Write the records out exactly as they read, but not the pictures.

____

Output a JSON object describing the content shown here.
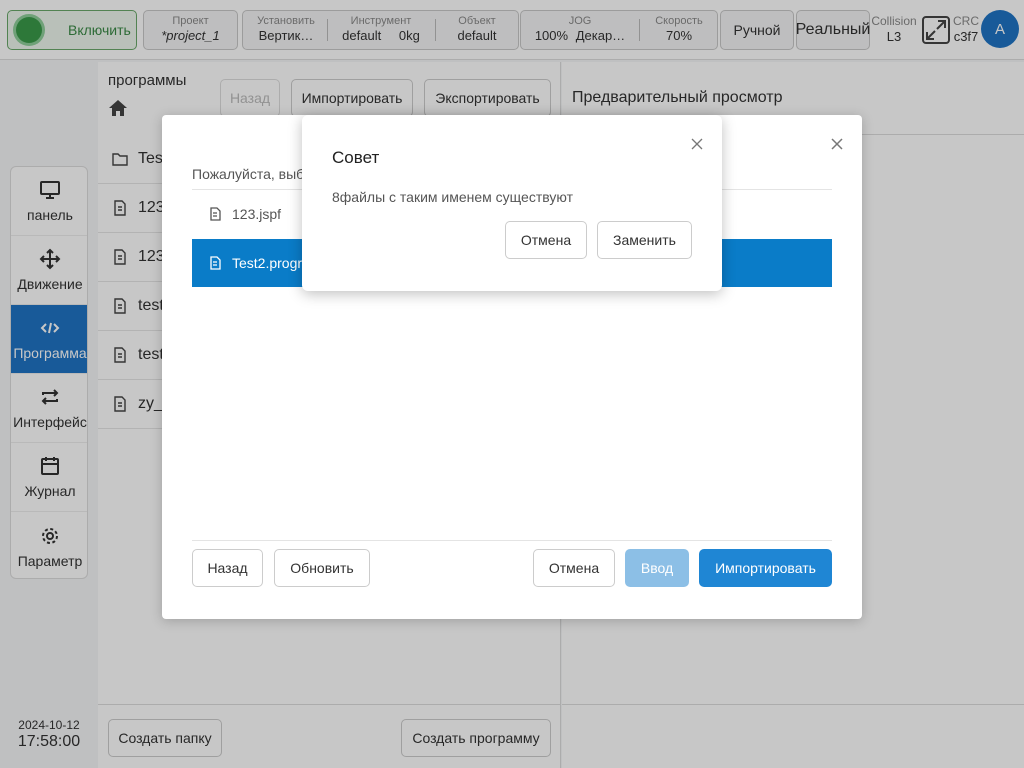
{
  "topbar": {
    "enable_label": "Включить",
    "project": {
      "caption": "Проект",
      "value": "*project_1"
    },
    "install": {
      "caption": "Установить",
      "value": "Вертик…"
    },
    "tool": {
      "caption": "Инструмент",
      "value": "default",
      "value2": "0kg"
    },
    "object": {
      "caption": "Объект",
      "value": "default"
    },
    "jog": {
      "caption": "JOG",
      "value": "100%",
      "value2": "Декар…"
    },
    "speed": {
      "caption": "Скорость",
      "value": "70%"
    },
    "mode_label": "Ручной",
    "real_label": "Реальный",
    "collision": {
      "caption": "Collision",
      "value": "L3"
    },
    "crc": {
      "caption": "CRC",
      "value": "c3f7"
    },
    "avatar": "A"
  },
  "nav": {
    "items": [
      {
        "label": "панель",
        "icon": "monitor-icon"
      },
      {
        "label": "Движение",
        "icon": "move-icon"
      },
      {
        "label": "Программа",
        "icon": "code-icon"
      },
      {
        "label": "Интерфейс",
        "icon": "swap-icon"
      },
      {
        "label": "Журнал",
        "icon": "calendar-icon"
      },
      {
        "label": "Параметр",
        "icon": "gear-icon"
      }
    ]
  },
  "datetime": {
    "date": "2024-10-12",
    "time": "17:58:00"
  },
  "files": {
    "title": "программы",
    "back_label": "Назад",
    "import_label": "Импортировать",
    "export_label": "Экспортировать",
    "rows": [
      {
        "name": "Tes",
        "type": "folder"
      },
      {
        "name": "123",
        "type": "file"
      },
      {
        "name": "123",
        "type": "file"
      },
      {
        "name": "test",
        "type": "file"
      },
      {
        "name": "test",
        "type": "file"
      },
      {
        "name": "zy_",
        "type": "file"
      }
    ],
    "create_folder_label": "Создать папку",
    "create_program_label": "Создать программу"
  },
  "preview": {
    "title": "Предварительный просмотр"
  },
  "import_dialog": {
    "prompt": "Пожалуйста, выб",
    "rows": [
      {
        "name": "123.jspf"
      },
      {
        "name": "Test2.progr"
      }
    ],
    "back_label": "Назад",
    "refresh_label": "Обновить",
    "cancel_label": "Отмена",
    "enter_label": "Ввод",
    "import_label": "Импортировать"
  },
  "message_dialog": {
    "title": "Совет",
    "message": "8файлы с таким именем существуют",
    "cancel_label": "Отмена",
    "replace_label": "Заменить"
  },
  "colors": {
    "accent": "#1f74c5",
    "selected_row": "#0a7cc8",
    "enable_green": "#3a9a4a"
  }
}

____

**COMPLETED TASK:**
Output a JSON object describing the content shown here.
{
  "topbar": {
    "enable_label": "Включить",
    "project": {
      "caption": "Проект",
      "value": "*project_1"
    },
    "install": {
      "caption": "Установить",
      "value": "Вертик…"
    },
    "tool": {
      "caption": "Инструмент",
      "value": "default",
      "value2": "0kg"
    },
    "object": {
      "caption": "Объект",
      "value": "default"
    },
    "jog": {
      "caption": "JOG",
      "value": "100%",
      "value2": "Декар…"
    },
    "speed": {
      "caption": "Скорость",
      "value": "70%"
    },
    "mode_label": "Ручной",
    "real_label": "Реальный",
    "collision": {
      "caption": "Collision",
      "value": "L3"
    },
    "crc": {
      "caption": "CRC",
      "value": "c3f7"
    },
    "avatar": "A"
  },
  "nav": {
    "items": [
      {
        "label": "панель",
        "icon": "monitor-icon"
      },
      {
        "label": "Движение",
        "icon": "move-icon"
      },
      {
        "label": "Программа",
        "icon": "code-icon"
      },
      {
        "label": "Интерфейс",
        "icon": "swap-icon"
      },
      {
        "label": "Журнал",
        "icon": "calendar-icon"
      },
      {
        "label": "Параметр",
        "icon": "gear-icon"
      }
    ]
  },
  "datetime": {
    "date": "2024-10-12",
    "time": "17:58:00"
  },
  "files": {
    "title": "программы",
    "back_label": "Назад",
    "import_label": "Импортировать",
    "export_label": "Экспортировать",
    "rows": [
      {
        "name": "Tes",
        "type": "folder"
      },
      {
        "name": "123",
        "type": "file"
      },
      {
        "name": "123",
        "type": "file"
      },
      {
        "name": "test",
        "type": "file"
      },
      {
        "name": "test",
        "type": "file"
      },
      {
        "name": "zy_",
        "type": "file"
      }
    ],
    "create_folder_label": "Создать папку",
    "create_program_label": "Создать программу"
  },
  "preview": {
    "title": "Предварительный просмотр"
  },
  "import_dialog": {
    "prompt": "Пожалуйста, выб",
    "rows": [
      {
        "name": "123.jspf"
      },
      {
        "name": "Test2.progr"
      }
    ],
    "back_label": "Назад",
    "refresh_label": "Обновить",
    "cancel_label": "Отмена",
    "enter_label": "Ввод",
    "import_label": "Импортировать"
  },
  "message_dialog": {
    "title": "Совет",
    "message": "8файлы с таким именем существуют",
    "cancel_label": "Отмена",
    "replace_label": "Заменить"
  },
  "colors": {
    "accent": "#1f74c5",
    "selected_row": "#0a7cc8",
    "enable_green": "#3a9a4a"
  }
}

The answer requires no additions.